_WORK TO BE COMPLETED_
Take every line in the entries that includes the word "khách" and copy it.

Excerpts from an interface dataset
# # # #

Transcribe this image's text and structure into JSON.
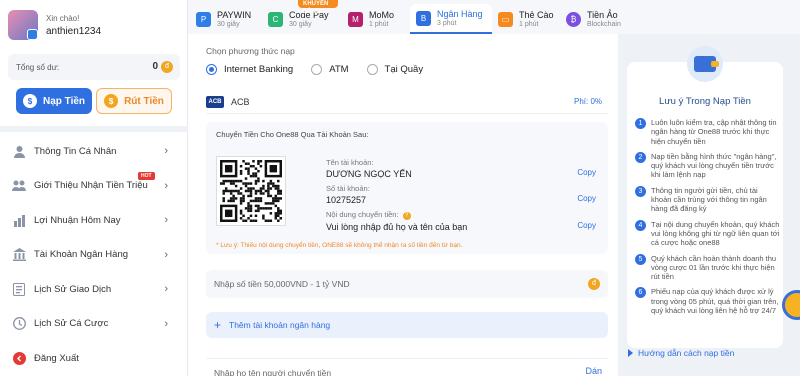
{
  "user": {
    "greeting": "Xin chào!",
    "username": "anthien1234"
  },
  "balance": {
    "label": "Tổng số dư:",
    "value": "0",
    "coin_icon": "coin-icon"
  },
  "actions": {
    "deposit": "Nạp Tiền",
    "withdraw": "Rút Tiền"
  },
  "menu": [
    {
      "label": "Thông Tin Cá Nhân",
      "icon": "user-icon"
    },
    {
      "label": "Giới Thiệu Nhận Tiền Triệu",
      "icon": "referral-icon",
      "badge": "HOT"
    },
    {
      "label": "Lợi Nhuận Hôm Nay",
      "icon": "profit-icon"
    },
    {
      "label": "Tài Khoản Ngân Hàng",
      "icon": "bank-icon"
    },
    {
      "label": "Lịch Sử Giao Dịch",
      "icon": "history-icon"
    },
    {
      "label": "Lịch Sử Cá Cược",
      "icon": "bet-history-icon"
    },
    {
      "label": "Đăng Xuất",
      "icon": "logout-icon"
    }
  ],
  "tabs": [
    {
      "name": "PAYWIN",
      "time": "30 giây",
      "icon": "paywin-icon",
      "color": "#2f7ee8"
    },
    {
      "name": "Code Pay",
      "time": "30 giây",
      "icon": "codepay-icon",
      "color": "#2bb673",
      "promo": "KHUYẾN DÙNG"
    },
    {
      "name": "MoMo",
      "time": "1 phút",
      "icon": "momo-icon",
      "color": "#b5206a"
    },
    {
      "name": "Ngân Hàng",
      "time": "3 phút",
      "icon": "bank-tab-icon",
      "color": "#2f6fe0",
      "active": true
    },
    {
      "name": "Thẻ Cào",
      "time": "1 phút",
      "icon": "card-icon",
      "color": "#f58b1f"
    },
    {
      "name": "Tiền Ảo",
      "time": "Blockchain",
      "icon": "crypto-icon",
      "color": "#7b4fe0"
    }
  ],
  "deposit": {
    "method_title": "Chọn phương thức nạp",
    "methods": [
      "Internet Banking",
      "ATM",
      "Tại Quầy"
    ],
    "bank": {
      "logo": "ACB",
      "name": "ACB",
      "fee": "Phí: 0%"
    },
    "transfer_title": "Chuyển Tiền Cho One88 Qua Tài Khoản Sau:",
    "account_name_label": "Tên tài khoản:",
    "account_name": "DƯƠNG NGỌC YẾN",
    "account_number_label": "Số tài khoản:",
    "account_number": "10275257",
    "content_label": "Nội dung chuyển tiền:",
    "content_value": "Vui lòng nhập đủ họ và tên của bạn",
    "copy": "Copy",
    "note": "* Lưu ý: Thiếu nội dung chuyển tiền, ONE88 sẽ không thể nhận ra số tiền đến từ bạn.",
    "amount_placeholder": "Nhập số tiền 50,000VND - 1 tỷ VND",
    "add_bank": "Thêm tài khoản ngân hàng",
    "sender_placeholder": "Nhập họ tên người chuyển tiền",
    "paste": "Dán"
  },
  "notes": {
    "title": "Lưu ý Trong Nạp Tiền",
    "items": [
      "Luôn luôn kiểm tra, cập nhật thông tin ngân hàng từ One88 trước khi thực hiện chuyển tiền",
      "Nạp tiền bằng hình thức \"ngân hàng\", quý khách vui lòng chuyển tiền trước khi làm lệnh nạp",
      "Thông tin người gửi tiền, chủ tài khoản cần trùng với thông tin ngân hàng đã đăng ký",
      "Tại nội dung chuyển khoản, quý khách vui lòng không ghi từ ngữ liên quan tới cá cược hoặc one88",
      "Quý khách cần hoàn thành doanh thu vòng cược 01 lần trước khi thực hiện rút tiền",
      "Phiếu nạp của quý khách được xử lý trong vòng 05 phút, quá thời gian trên, quý khách vui lòng liên hệ hỗ trợ 24/7"
    ],
    "guide": "Hướng dẫn cách nạp tiền"
  }
}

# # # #

_SOLUTION FOR THIS TASK_
      "Nạp tiền bằng hình thức \"ngân hàng\", quý khách vui lòng chuyển tiền trước khi làm lệnh nạp",
      "Tại nội dung chuyển khoản, quý khách vui lòng không ghi từ ngữ liên quan tới cá cược hoặc one88",
      "Quý khách cần hoàn thành doanh thu vòng cược 01 lần trước khi thực hiện rút tiền",
      "Phiếu nạp của quý khách được xử lý trong vòng 05 phút, quá thời gian trên, quý khách vui lòng liên hệ hỗ trợ 24/7"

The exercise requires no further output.